- **EXERCISE DETAILS**
Restate each line below word for word, skipping every picture.

- **MATERIAL PROVIDED**

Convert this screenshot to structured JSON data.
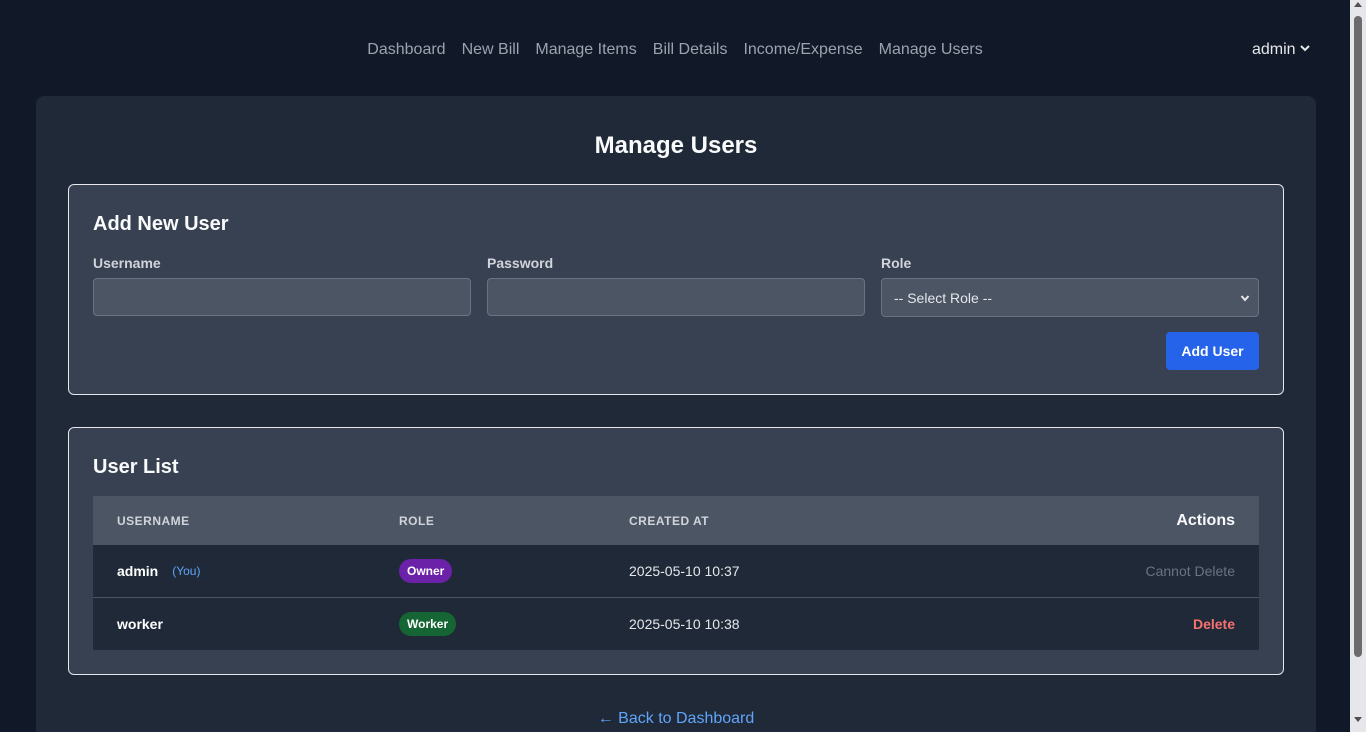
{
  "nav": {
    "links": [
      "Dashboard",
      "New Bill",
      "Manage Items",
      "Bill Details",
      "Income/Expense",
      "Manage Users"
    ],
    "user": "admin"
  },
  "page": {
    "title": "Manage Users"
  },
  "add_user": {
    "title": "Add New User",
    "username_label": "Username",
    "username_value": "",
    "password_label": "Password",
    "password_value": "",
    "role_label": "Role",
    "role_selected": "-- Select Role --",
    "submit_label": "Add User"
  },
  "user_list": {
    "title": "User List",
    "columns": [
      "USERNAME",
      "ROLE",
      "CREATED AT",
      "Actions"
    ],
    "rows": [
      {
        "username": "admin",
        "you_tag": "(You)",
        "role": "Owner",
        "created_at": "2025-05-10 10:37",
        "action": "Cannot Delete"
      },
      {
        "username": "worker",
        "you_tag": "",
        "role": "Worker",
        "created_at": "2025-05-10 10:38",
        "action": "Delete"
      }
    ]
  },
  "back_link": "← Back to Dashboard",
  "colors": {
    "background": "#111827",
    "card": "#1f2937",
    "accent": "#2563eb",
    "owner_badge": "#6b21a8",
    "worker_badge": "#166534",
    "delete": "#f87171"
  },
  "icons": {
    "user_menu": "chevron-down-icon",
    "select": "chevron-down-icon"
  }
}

- **EXERCISE SOLUTION**
Convert this screenshot to structured JSON data.
{
  "nav": {
    "links": [
      "Dashboard",
      "New Bill",
      "Manage Items",
      "Bill Details",
      "Income/Expense",
      "Manage Users"
    ],
    "user": "admin"
  },
  "page": {
    "title": "Manage Users"
  },
  "add_user": {
    "title": "Add New User",
    "username_label": "Username",
    "username_value": "",
    "password_label": "Password",
    "password_value": "",
    "role_label": "Role",
    "role_selected": "-- Select Role --",
    "submit_label": "Add User"
  },
  "user_list": {
    "title": "User List",
    "columns": [
      "USERNAME",
      "ROLE",
      "CREATED AT",
      "Actions"
    ],
    "rows": [
      {
        "username": "admin",
        "you_tag": "(You)",
        "role": "Owner",
        "created_at": "2025-05-10 10:37",
        "action": "Cannot Delete"
      },
      {
        "username": "worker",
        "you_tag": "",
        "role": "Worker",
        "created_at": "2025-05-10 10:38",
        "action": "Delete"
      }
    ]
  },
  "back_link": "← Back to Dashboard",
  "colors": {
    "background": "#111827",
    "card": "#1f2937",
    "accent": "#2563eb",
    "owner_badge": "#6b21a8",
    "worker_badge": "#166534",
    "delete": "#f87171"
  },
  "icons": {
    "user_menu": "chevron-down-icon",
    "select": "chevron-down-icon"
  }
}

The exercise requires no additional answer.